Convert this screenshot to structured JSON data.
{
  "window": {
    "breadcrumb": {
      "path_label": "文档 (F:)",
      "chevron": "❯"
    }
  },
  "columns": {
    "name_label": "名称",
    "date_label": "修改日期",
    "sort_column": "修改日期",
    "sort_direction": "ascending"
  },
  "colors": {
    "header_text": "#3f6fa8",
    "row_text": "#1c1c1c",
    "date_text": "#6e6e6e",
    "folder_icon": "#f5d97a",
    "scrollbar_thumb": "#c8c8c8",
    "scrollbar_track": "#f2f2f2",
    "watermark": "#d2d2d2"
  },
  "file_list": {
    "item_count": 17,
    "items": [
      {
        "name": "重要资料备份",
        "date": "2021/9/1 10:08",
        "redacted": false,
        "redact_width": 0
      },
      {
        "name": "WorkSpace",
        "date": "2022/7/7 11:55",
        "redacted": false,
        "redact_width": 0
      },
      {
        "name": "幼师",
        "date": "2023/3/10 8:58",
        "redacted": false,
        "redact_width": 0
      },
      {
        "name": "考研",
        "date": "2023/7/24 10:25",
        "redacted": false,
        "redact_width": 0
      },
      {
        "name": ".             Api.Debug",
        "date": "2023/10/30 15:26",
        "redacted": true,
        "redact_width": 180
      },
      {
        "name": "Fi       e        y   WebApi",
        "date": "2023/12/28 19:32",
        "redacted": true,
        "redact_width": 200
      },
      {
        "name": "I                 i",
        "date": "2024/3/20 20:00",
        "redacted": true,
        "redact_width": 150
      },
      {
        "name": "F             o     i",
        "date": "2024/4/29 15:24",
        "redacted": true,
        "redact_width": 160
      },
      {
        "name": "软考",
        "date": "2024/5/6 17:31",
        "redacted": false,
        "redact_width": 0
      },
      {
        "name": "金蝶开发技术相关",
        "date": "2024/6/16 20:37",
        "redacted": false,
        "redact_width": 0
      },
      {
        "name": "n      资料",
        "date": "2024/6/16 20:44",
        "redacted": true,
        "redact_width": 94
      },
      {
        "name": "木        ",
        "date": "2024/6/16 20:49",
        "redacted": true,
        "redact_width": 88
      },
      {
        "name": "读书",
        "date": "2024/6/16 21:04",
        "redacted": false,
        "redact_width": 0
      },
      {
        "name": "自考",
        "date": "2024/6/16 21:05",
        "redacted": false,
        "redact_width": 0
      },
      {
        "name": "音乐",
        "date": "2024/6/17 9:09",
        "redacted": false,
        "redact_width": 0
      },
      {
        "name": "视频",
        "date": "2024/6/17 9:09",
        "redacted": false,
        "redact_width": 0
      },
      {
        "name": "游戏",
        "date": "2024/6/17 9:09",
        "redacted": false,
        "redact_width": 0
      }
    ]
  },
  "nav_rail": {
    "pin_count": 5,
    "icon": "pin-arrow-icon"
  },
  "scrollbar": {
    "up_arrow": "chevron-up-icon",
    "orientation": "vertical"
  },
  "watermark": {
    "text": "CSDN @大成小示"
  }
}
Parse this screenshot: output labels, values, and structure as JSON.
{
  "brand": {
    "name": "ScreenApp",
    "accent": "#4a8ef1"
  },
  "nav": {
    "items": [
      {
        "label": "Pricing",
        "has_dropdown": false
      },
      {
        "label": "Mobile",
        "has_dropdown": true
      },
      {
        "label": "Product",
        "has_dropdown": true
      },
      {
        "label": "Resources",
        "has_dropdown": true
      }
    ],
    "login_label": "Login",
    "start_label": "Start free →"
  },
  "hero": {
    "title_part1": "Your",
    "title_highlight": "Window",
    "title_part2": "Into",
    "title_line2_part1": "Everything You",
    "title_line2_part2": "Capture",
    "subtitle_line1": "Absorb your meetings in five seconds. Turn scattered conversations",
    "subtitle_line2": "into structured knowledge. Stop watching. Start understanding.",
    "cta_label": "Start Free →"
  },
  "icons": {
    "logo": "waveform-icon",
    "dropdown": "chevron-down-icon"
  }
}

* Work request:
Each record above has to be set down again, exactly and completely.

* Output of the exercise:
Convert this screenshot to structured JSON data.
{
  "window": {
    "breadcrumb": {
      "path_label": "文档 (F:)",
      "chevron": "❯"
    }
  },
  "columns": {
    "name_label": "名称",
    "date_label": "修改日期",
    "sort_column": "修改日期",
    "sort_direction": "ascending"
  },
  "colors": {
    "header_text": "#3f6fa8",
    "row_text": "#1c1c1c",
    "date_text": "#6e6e6e",
    "folder_icon": "#f5d97a",
    "scrollbar_thumb": "#c8c8c8",
    "scrollbar_track": "#f2f2f2",
    "watermark": "#d2d2d2"
  },
  "file_list": {
    "item_count": 17,
    "items": [
      {
        "name": "重要资料备份",
        "date": "2021/9/1 10:08",
        "redacted": false,
        "redact_width": 0
      },
      {
        "name": "WorkSpace",
        "date": "2022/7/7 11:55",
        "redacted": false,
        "redact_width": 0
      },
      {
        "name": "幼师",
        "date": "2023/3/10 8:58",
        "redacted": false,
        "redact_width": 0
      },
      {
        "name": "考研",
        "date": "2023/7/24 10:25",
        "redacted": false,
        "redact_width": 0
      },
      {
        "name": ".             Api.Debug",
        "date": "2023/10/30 15:26",
        "redacted": true,
        "redact_width": 180
      },
      {
        "name": "Fi       e        y   WebApi",
        "date": "2023/12/28 19:32",
        "redacted": true,
        "redact_width": 200
      },
      {
        "name": "I                 i",
        "date": "2024/3/20 20:00",
        "redacted": true,
        "redact_width": 150
      },
      {
        "name": "F             o     i",
        "date": "2024/4/29 15:24",
        "redacted": true,
        "redact_width": 160
      },
      {
        "name": "软考",
        "date": "2024/5/6 17:31",
        "redacted": false,
        "redact_width": 0
      },
      {
        "name": "金蝶开发技术相关",
        "date": "2024/6/16 20:37",
        "redacted": false,
        "redact_width": 0
      },
      {
        "name": "n      资料",
        "date": "2024/6/16 20:44",
        "redacted": true,
        "redact_width": 94
      },
      {
        "name": "木        ",
        "date": "2024/6/16 20:49",
        "redacted": true,
        "redact_width": 88
      },
      {
        "name": "读书",
        "date": "2024/6/16 21:04",
        "redacted": false,
        "redact_width": 0
      },
      {
        "name": "自考",
        "date": "2024/6/16 21:05",
        "redacted": false,
        "redact_width": 0
      },
      {
        "name": "音乐",
        "date": "2024/6/17 9:09",
        "redacted": false,
        "redact_width": 0
      },
      {
        "name": "视频",
        "date": "2024/6/17 9:09",
        "redacted": false,
        "redact_width": 0
      },
      {
        "name": "游戏",
        "date": "2024/6/17 9:09",
        "redacted": false,
        "redact_width": 0
      }
    ]
  },
  "nav_rail": {
    "pin_count": 5,
    "icon": "pin-arrow-icon"
  },
  "scrollbar": {
    "up_arrow": "chevron-up-icon",
    "orientation": "vertical"
  },
  "watermark": {
    "text": "CSDN @大成小示"
  }
}
Parse this screenshot: output labels, values, and structure as JSON.
{
  "brand": {
    "name": "ScreenApp",
    "accent": "#4a8ef1"
  },
  "nav": {
    "items": [
      {
        "label": "Pricing",
        "has_dropdown": false
      },
      {
        "label": "Mobile",
        "has_dropdown": true
      },
      {
        "label": "Product",
        "has_dropdown": true
      },
      {
        "label": "Resources",
        "has_dropdown": true
      }
    ],
    "login_label": "Login",
    "start_label": "Start free →"
  },
  "hero": {
    "title_part1": "Your",
    "title_highlight": "Window",
    "title_part2": "Into",
    "title_line2_part1": "Everything You",
    "title_line2_part2": "Capture",
    "subtitle_line1": "Absorb your meetings in five seconds. Turn scattered conversations",
    "subtitle_line2": "into structured knowledge. Stop watching. Start understanding.",
    "cta_label": "Start Free →"
  },
  "icons": {
    "logo": "waveform-icon",
    "dropdown": "chevron-down-icon"
  }
}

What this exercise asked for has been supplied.